On 15 March 2022, a three-Judge Bench of the Karnataka High Court pronounced Karnataka High Court judgement on hijab, consisting of Chief Justice Ritu Raj Awasthi, Justices Krishna Dixit and J.M. Khazi, upheld the ban on the hijab in state educational institutions.

Judges of Karnataka High Court

The Karnataka High Court boasts a distinguished panel of judges who play a pivotal role in administering justice within the state. Among the notable judges serving in the court are Cheppudira Monappa Poonacha, Anil Bheemsen Katti, Gurusiddaiah Basavaraja, Chandrashekhar Mrutyunjaya Joshi, Umesh Manjunathbhat Adiga, and Talkad Girigowda Shivashankare Gowda, all of whom were appointed as additional judges on 2022. These judges bring their vast experience and legal expertise to the table, ensuring the fair interpretation and application of laws.

Number Of Judges Present

The total number of judges present in the Karnataka High Court as of May 2023 is 26, including the chief justice of the High Court, Justice Abhay Shreeniwas Oka, and 25 other judges.
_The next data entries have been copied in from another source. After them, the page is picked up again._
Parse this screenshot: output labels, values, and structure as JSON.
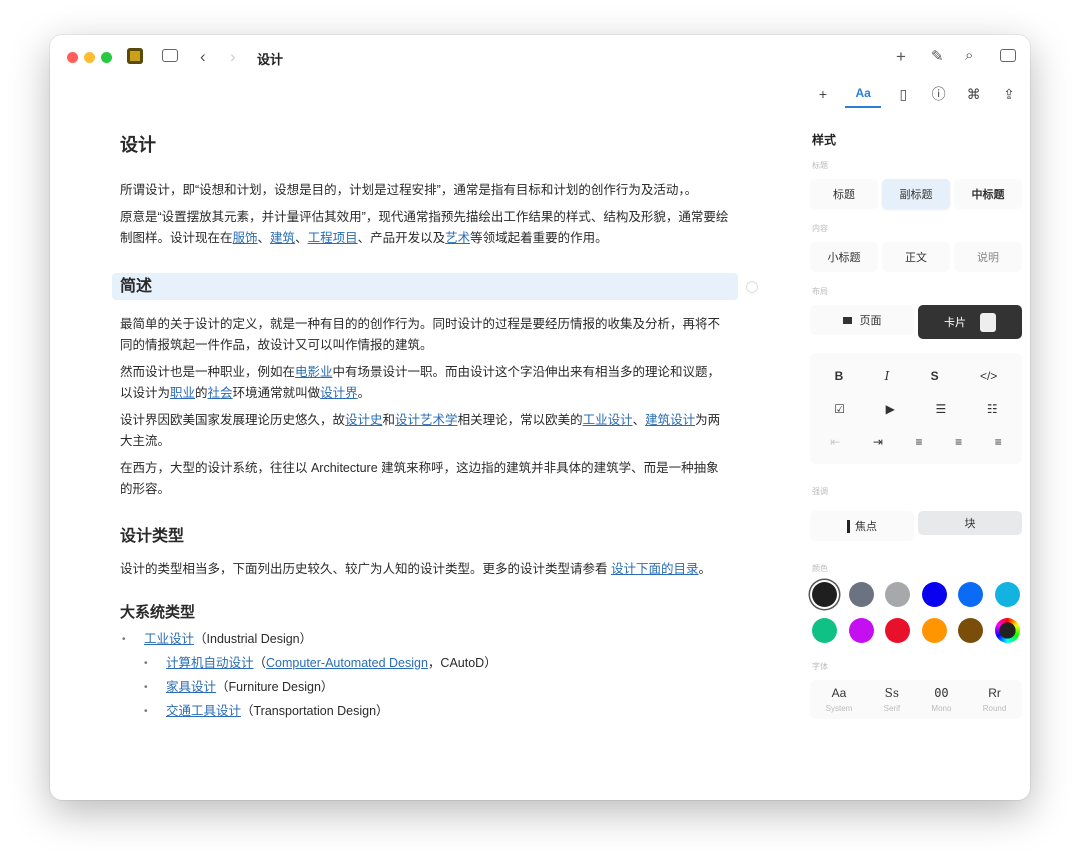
{
  "window": {
    "title": "设计"
  },
  "doc": {
    "title": "设计",
    "intro": [
      [
        {
          "t": "所谓设计，即“设想和计划，设想是目的，计划是过程安排”，通常是指有目标和计划的创作行为及活动，。"
        }
      ],
      [
        {
          "t": "原意是“设置摆放其元素，并计量评估其效用”，现代通常指预先描绘出工作结果的样式、结构及形貌，通常要绘制图样。设计现在在"
        },
        {
          "t": "服饰",
          "link": true
        },
        {
          "t": "、"
        },
        {
          "t": "建筑",
          "link": true
        },
        {
          "t": "、"
        },
        {
          "t": "工程项目",
          "link": true
        },
        {
          "t": "、产品开发以及"
        },
        {
          "t": "艺术",
          "link": true
        },
        {
          "t": "等领域起着重要的作用。"
        }
      ]
    ],
    "section1": "简述",
    "section1_paras": [
      [
        {
          "t": "最简单的关于设计的定义，就是一种有目的的创作行为。同时设计的过程是要经历情报的收集及分析，再将不同的情报筑起一件作品，故设计又可以叫作情报的建筑。"
        }
      ],
      [
        {
          "t": "然而设计也是一种职业，例如在"
        },
        {
          "t": "电影业",
          "link": true
        },
        {
          "t": "中有场景设计一职。而由设计这个字沿伸出来有相当多的理论和议题，以设计为"
        },
        {
          "t": "职业",
          "link": true
        },
        {
          "t": "的"
        },
        {
          "t": "社会",
          "link": true
        },
        {
          "t": "环境通常就叫做"
        },
        {
          "t": "设计界",
          "link": true
        },
        {
          "t": "。"
        }
      ],
      [
        {
          "t": "设计界因欧美国家发展理论历史悠久，故"
        },
        {
          "t": "设计史",
          "link": true
        },
        {
          "t": "和"
        },
        {
          "t": "设计艺术学",
          "link": true
        },
        {
          "t": "相关理论，常以欧美的"
        },
        {
          "t": "工业设计",
          "link": true
        },
        {
          "t": "、"
        },
        {
          "t": "建筑设计",
          "link": true
        },
        {
          "t": "为两大主流。"
        }
      ],
      [
        {
          "t": "在西方，大型的设计系统，往往以 Architecture 建筑来称呼，这边指的建筑并非具体的建筑学、而是一种抽象的形容。"
        }
      ]
    ],
    "section2": "设计类型",
    "section2_paras": [
      [
        {
          "t": "设计的类型相当多，下面列出历史较久、较广为人知的设计类型。更多的设计类型请参看 "
        },
        {
          "t": "设计下面的目录",
          "link": true
        },
        {
          "t": "。"
        }
      ]
    ],
    "section3": "大系统类型",
    "list": [
      {
        "level": 1,
        "parts": [
          {
            "t": "工业设计",
            "link": true
          },
          {
            "t": "（Industrial Design）"
          }
        ]
      },
      {
        "level": 2,
        "parts": [
          {
            "t": "计算机自动设计",
            "link": true
          },
          {
            "t": "（"
          },
          {
            "t": "Computer-Automated Design",
            "link": true
          },
          {
            "t": "，CAutoD）"
          }
        ]
      },
      {
        "level": 2,
        "parts": [
          {
            "t": "家具设计",
            "link": true
          },
          {
            "t": "（Furniture Design）"
          }
        ]
      },
      {
        "level": 2,
        "parts": [
          {
            "t": "交通工具设计",
            "link": true
          },
          {
            "t": "（Transportation Design）"
          }
        ]
      }
    ]
  },
  "panel": {
    "heading": "样式",
    "label_heading": "标题",
    "headings": [
      "标题",
      "副标题",
      "中标题"
    ],
    "label_content": "内容",
    "content": [
      "小标题",
      "正文",
      "说明"
    ],
    "label_layout": "布局",
    "layout": [
      "页面",
      "卡片"
    ],
    "format_row1": [
      "B",
      "I",
      "S",
      "</>"
    ],
    "label_emphasis": "强调",
    "emphasis": [
      "焦点",
      "块"
    ],
    "label_color": "颜色",
    "colors": [
      "#1f1f1f",
      "#6b7380",
      "#a6a8ab",
      "#0a00f0",
      "#0a6cf5",
      "#12b3e0",
      "#10c186",
      "#c40ff0",
      "#e8102a",
      "#ff9500",
      "#7a4d0a"
    ],
    "label_font": "字体",
    "fonts": [
      {
        "s": "Aa",
        "n": "System"
      },
      {
        "s": "Ss",
        "n": "Serif"
      },
      {
        "s": "00",
        "n": "Mono"
      },
      {
        "s": "Rr",
        "n": "Round"
      }
    ]
  }
}
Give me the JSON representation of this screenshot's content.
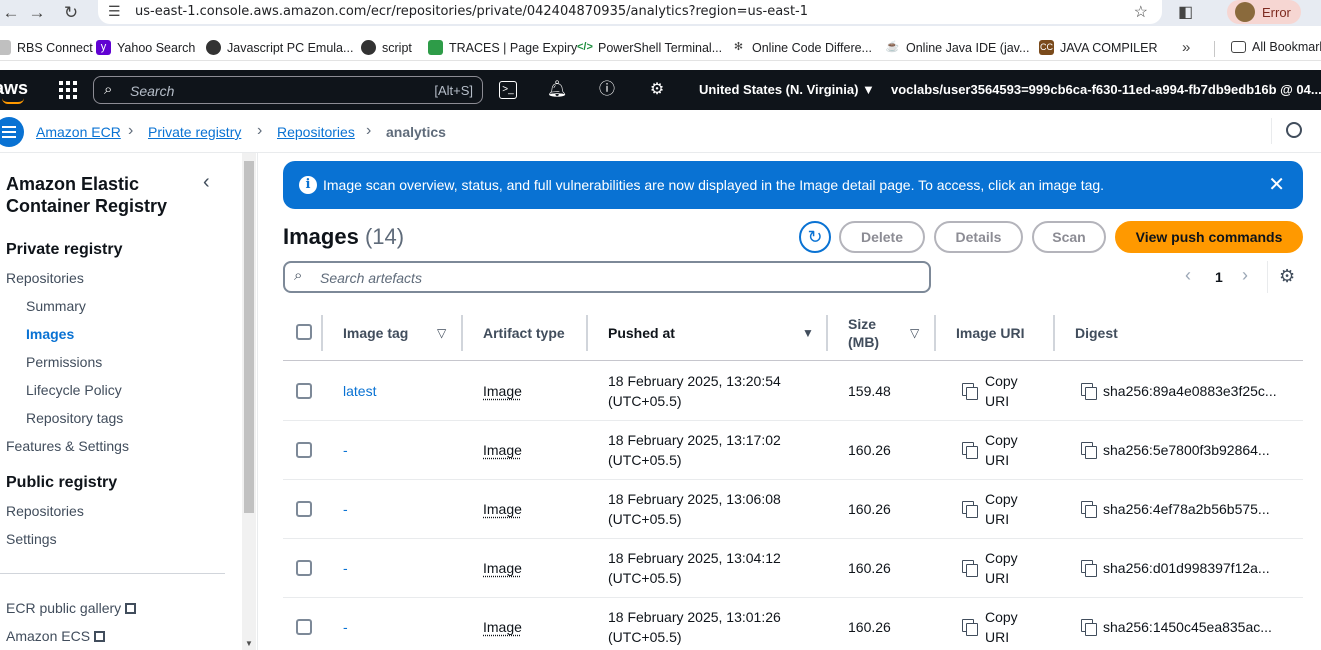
{
  "browser": {
    "url": "us-east-1.console.aws.amazon.com/ecr/repositories/private/042404870935/analytics?region=us-east-1",
    "profile_label": "Error",
    "bookmarks": [
      {
        "label": "RBS Connect",
        "icon": "bookmark-icon"
      },
      {
        "label": "Yahoo Search",
        "icon": "yahoo-icon"
      },
      {
        "label": "Javascript PC Emula...",
        "icon": "globe-icon"
      },
      {
        "label": "script",
        "icon": "globe-icon"
      },
      {
        "label": "TRACES | Page Expiry",
        "icon": "traces-icon"
      },
      {
        "label": "PowerShell Terminal...",
        "icon": "code-icon"
      },
      {
        "label": "Online Code Differe...",
        "icon": "gear-icon"
      },
      {
        "label": "Online Java IDE (jav...",
        "icon": "java-icon"
      },
      {
        "label": "JAVA COMPILER",
        "icon": "cc-icon"
      }
    ],
    "bookmarks_more": "»",
    "all_bookmarks": "All Bookmarks"
  },
  "aws_nav": {
    "logo": "aws",
    "search_placeholder": "Search",
    "search_shortcut": "[Alt+S]",
    "region": "United States (N. Virginia) ▼",
    "user": "voclabs/user3564593=999cb6ca-f630-11ed-a994-fb7db9edb16b @ 04... ▼"
  },
  "breadcrumb": {
    "items": [
      "Amazon ECR",
      "Private registry",
      "Repositories"
    ],
    "current": "analytics"
  },
  "sidebar": {
    "title": "Amazon Elastic Container Registry",
    "private_heading": "Private registry",
    "private_items": [
      "Repositories",
      "Summary",
      "Images",
      "Permissions",
      "Lifecycle Policy",
      "Repository tags"
    ],
    "features": "Features & Settings",
    "public_heading": "Public registry",
    "public_items": [
      "Repositories",
      "Settings"
    ],
    "links": [
      "ECR public gallery",
      "Amazon ECS"
    ]
  },
  "flash": {
    "message": "Image scan overview, status, and full vulnerabilities are now displayed in the Image detail page. To access, click an image tag."
  },
  "images": {
    "title": "Images",
    "count": "(14)",
    "buttons": {
      "delete": "Delete",
      "details": "Details",
      "scan": "Scan",
      "push": "View push commands"
    },
    "filter_placeholder": "Search artefacts",
    "page": "1",
    "columns": {
      "tag": "Image tag",
      "artifact": "Artifact type",
      "pushed": "Pushed at",
      "size": "Size (MB)",
      "uri": "Image URI",
      "digest": "Digest"
    },
    "rows": [
      {
        "tag": "latest",
        "artifact": "Image",
        "pushed_date": "18 February 2025, 13:20:54",
        "pushed_tz": "(UTC+05.5)",
        "size": "159.48",
        "copy1": "Copy",
        "copy2": "URI",
        "digest": "sha256:89a4e0883e3f25c..."
      },
      {
        "tag": "-",
        "artifact": "Image",
        "pushed_date": "18 February 2025, 13:17:02",
        "pushed_tz": "(UTC+05.5)",
        "size": "160.26",
        "copy1": "Copy",
        "copy2": "URI",
        "digest": "sha256:5e7800f3b92864..."
      },
      {
        "tag": "-",
        "artifact": "Image",
        "pushed_date": "18 February 2025, 13:06:08",
        "pushed_tz": "(UTC+05.5)",
        "size": "160.26",
        "copy1": "Copy",
        "copy2": "URI",
        "digest": "sha256:4ef78a2b56b575..."
      },
      {
        "tag": "-",
        "artifact": "Image",
        "pushed_date": "18 February 2025, 13:04:12",
        "pushed_tz": "(UTC+05.5)",
        "size": "160.26",
        "copy1": "Copy",
        "copy2": "URI",
        "digest": "sha256:d01d998397f12a..."
      },
      {
        "tag": "-",
        "artifact": "Image",
        "pushed_date": "18 February 2025, 13:01:26",
        "pushed_tz": "(UTC+05.5)",
        "size": "160.26",
        "copy1": "Copy",
        "copy2": "URI",
        "digest": "sha256:1450c45ea835ac..."
      }
    ]
  },
  "colors": {
    "accent": "#0972d3",
    "primary_button": "#ff9900",
    "nav_bg": "#0f141a"
  }
}
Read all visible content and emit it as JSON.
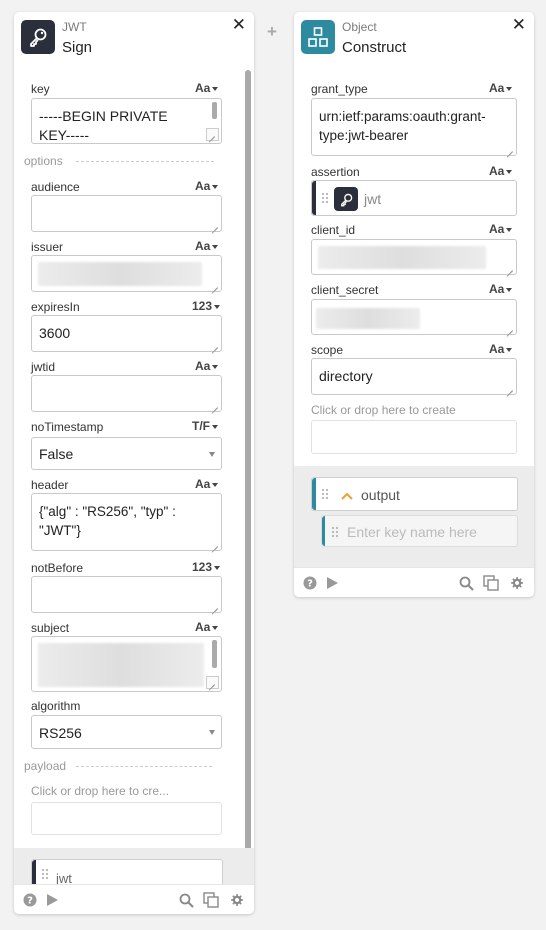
{
  "add_label": "+",
  "close_label": "✕",
  "jwt_card": {
    "type_label": "JWT",
    "title": "Sign",
    "icon": "key-icon",
    "icon_bg": "#2b2e3b",
    "fields": {
      "key": {
        "label": "key",
        "type": "Aa",
        "value": "-----BEGIN PRIVATE KEY-----"
      },
      "audience": {
        "label": "audience",
        "type": "Aa",
        "value": ""
      },
      "issuer": {
        "label": "issuer",
        "type": "Aa",
        "value": ""
      },
      "expiresIn": {
        "label": "expiresIn",
        "type": "123",
        "value": "3600"
      },
      "jwtid": {
        "label": "jwtid",
        "type": "Aa",
        "value": ""
      },
      "noTimestamp": {
        "label": "noTimestamp",
        "type": "T/F",
        "value": "False"
      },
      "header": {
        "label": "header",
        "type": "Aa",
        "value": "{\"alg\" : \"RS256\", \"typ\" : \"JWT\"}"
      },
      "notBefore": {
        "label": "notBefore",
        "type": "123",
        "value": ""
      },
      "subject": {
        "label": "subject",
        "type": "Aa",
        "value": ""
      },
      "algorithm": {
        "label": "algorithm",
        "value": "RS256"
      }
    },
    "options_label": "options",
    "payload_label": "payload",
    "payload_placeholder": "Click or drop here to cre...",
    "output_label": "jwt"
  },
  "object_card": {
    "type_label": "Object",
    "title": "Construct",
    "icon": "construct-icon",
    "icon_bg": "#2e8b9f",
    "fields": {
      "grant_type": {
        "label": "grant_type",
        "type": "Aa",
        "value": "urn:ietf:params:oauth:grant-type:jwt-bearer"
      },
      "assertion": {
        "label": "assertion",
        "type": "Aa",
        "ref": "jwt"
      },
      "client_id": {
        "label": "client_id",
        "type": "Aa",
        "value": ""
      },
      "client_secret": {
        "label": "client_secret",
        "type": "Aa",
        "value": ""
      },
      "scope": {
        "label": "scope",
        "type": "Aa",
        "value": "directory"
      }
    },
    "create_placeholder": "Click or drop here to create",
    "output_label": "output",
    "key_placeholder": "Enter key name here"
  },
  "footer_icons": [
    "help-icon",
    "play-icon",
    "search-icon",
    "copy-icon",
    "gear-icon"
  ]
}
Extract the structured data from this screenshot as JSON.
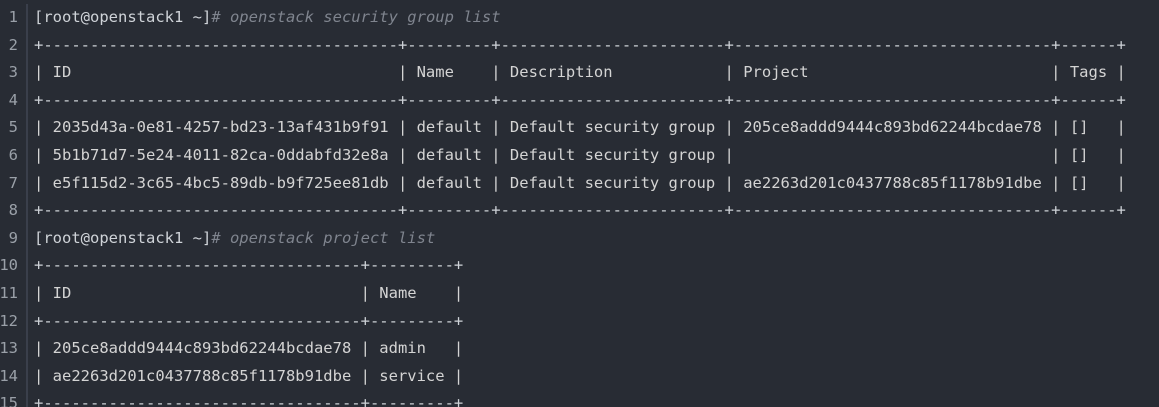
{
  "gutter_numbers": [
    "1",
    "2",
    "3",
    "4",
    "5",
    "6",
    "7",
    "8",
    "9",
    "10",
    "11",
    "12",
    "13",
    "14",
    "15"
  ],
  "commands": [
    {
      "prompt": "[root@openstack1 ~]",
      "command": "# openstack security group list"
    },
    {
      "prompt": "[root@openstack1 ~]",
      "command": "# openstack project list"
    }
  ],
  "security_group_table": {
    "border": "+--------------------------------------+---------+------------------------+----------------------------------+------+",
    "header": "| ID                                   | Name    | Description            | Project                          | Tags |",
    "rows": [
      "| 2035d43a-0e81-4257-bd23-13af431b9f91 | default | Default security group | 205ce8addd9444c893bd62244bcdae78 | []   |",
      "| 5b1b71d7-5e24-4011-82ca-0ddabfd32e8a | default | Default security group |                                  | []   |",
      "| e5f115d2-3c65-4bc5-89db-b9f725ee81db | default | Default security group | ae2263d201c0437788c85f1178b91dbe | []   |"
    ]
  },
  "project_table": {
    "border": "+----------------------------------+---------+",
    "header": "| ID                               | Name    |",
    "rows": [
      "| 205ce8addd9444c893bd62244bcdae78 | admin   |",
      "| ae2263d201c0437788c85f1178b91dbe | service |"
    ],
    "border_bottom": "+----------------------------------+---------+"
  },
  "colors": {
    "background": "#282c34",
    "text": "#d4d4d4",
    "comment": "#7f848e",
    "gutter": "#9aa0a8"
  }
}
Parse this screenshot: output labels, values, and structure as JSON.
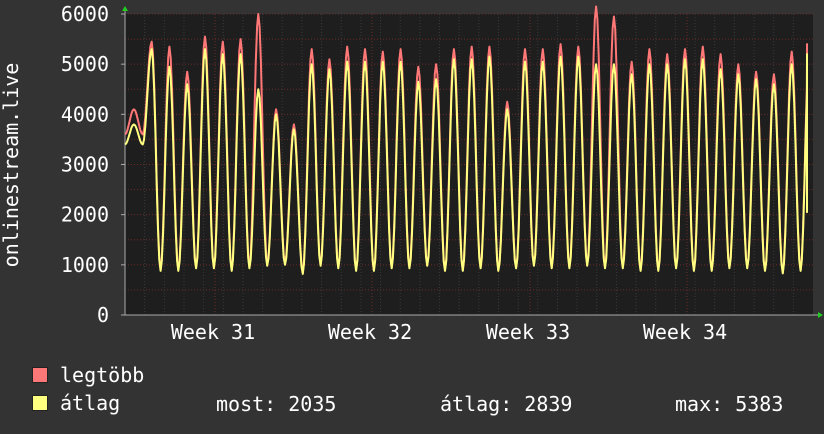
{
  "chart_data": {
    "type": "line",
    "ylabel": "onlinestream.live",
    "yticks": [
      0,
      1000,
      2000,
      3000,
      4000,
      5000,
      6000
    ],
    "ylim": [
      0,
      6000
    ],
    "xticks": [
      "Week 31",
      "Week 32",
      "Week 33",
      "Week 34"
    ],
    "grid": true,
    "background": "#1e1e1e",
    "grid_color": "#6b2a2a",
    "period_days": 35,
    "series": [
      {
        "name": "legtöbb",
        "color": "#ff7777",
        "peaks": [
          4100,
          5450,
          5350,
          4850,
          5550,
          5450,
          5500,
          6000,
          4100,
          3800,
          5300,
          5100,
          5350,
          5300,
          5250,
          5300,
          4950,
          5000,
          5300,
          5350,
          5350,
          4250,
          5300,
          5300,
          5400,
          5350,
          6150,
          5950,
          5050,
          5300,
          5200,
          5300,
          5350,
          5200,
          5000,
          4850,
          4800,
          5250,
          5400
        ],
        "troughs": [
          3600,
          900,
          900,
          950,
          950,
          900,
          950,
          1000,
          1050,
          850,
          1000,
          950,
          900,
          900,
          950,
          950,
          1000,
          900,
          900,
          950,
          900,
          950,
          1000,
          950,
          950,
          1000,
          950,
          950,
          900,
          900,
          950,
          900,
          900,
          950,
          950,
          900,
          850,
          900,
          2100
        ]
      },
      {
        "name": "átlag",
        "color": "#ffff80",
        "peaks": [
          3800,
          5300,
          4950,
          4600,
          5300,
          5200,
          5200,
          4500,
          4000,
          3700,
          5000,
          4900,
          5050,
          5050,
          5050,
          5050,
          4650,
          4700,
          5100,
          5100,
          5150,
          4100,
          5050,
          5050,
          5150,
          5150,
          5000,
          5000,
          4800,
          5000,
          5000,
          5100,
          5100,
          4900,
          4800,
          4700,
          4600,
          5000,
          5200
        ],
        "troughs": [
          3400,
          880,
          880,
          930,
          930,
          880,
          930,
          980,
          1000,
          820,
          980,
          930,
          880,
          880,
          930,
          930,
          980,
          880,
          880,
          930,
          880,
          930,
          980,
          930,
          930,
          980,
          930,
          930,
          880,
          880,
          930,
          880,
          880,
          930,
          930,
          880,
          830,
          880,
          2035
        ]
      }
    ]
  },
  "legend": {
    "max_label": "legtöbb",
    "max_color": "#ff7777",
    "avg_label": "átlag",
    "avg_color": "#ffff80"
  },
  "stats": {
    "now": "most: 2035",
    "avg": "átlag: 2839",
    "max": "max: 5383"
  }
}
However, the sanctioned strength of judges for the Karnataka High Court is 62, which means that the High Court currently has vacancies that need to be filled to reach its full strength.

Karnataka High Court Judges Appointment Procedure

Step 1: Initiation of the Process

The process of appointing judges to the High Court begins with the Chief Justice of India (CJI) and the Union Minister of Law and Justice receiving proposals from the chief justice of the High Court and other sources, such as lawyers, bar associations, and other judges.

Step 2: Screening and Shortlisting

The proposals received are screened by a panel of judges headed by the CJI. The panel considers factors such as seniority, merit, and regional representation before shortlisting candidates.

Step 3: Consultation with State Government

Once the shortlist is ready, the panel consults the Chief Minister and Governor of the state concerned and takes their views into account.

Step 4: Clearance from the Intelligence Bureau

The names of the shortlisted candidates are sent to the Intelligence Bureau (IB) for a background check.

Step 5: Final Decision

After IB clearance, the panel takes a final decision on appointments and sends it to the President of India for approval.

Step 6: Appointment by the President

The President of India then issues the warrant of appointment, and the judges are sworn in by the Chief Justice of the High Court.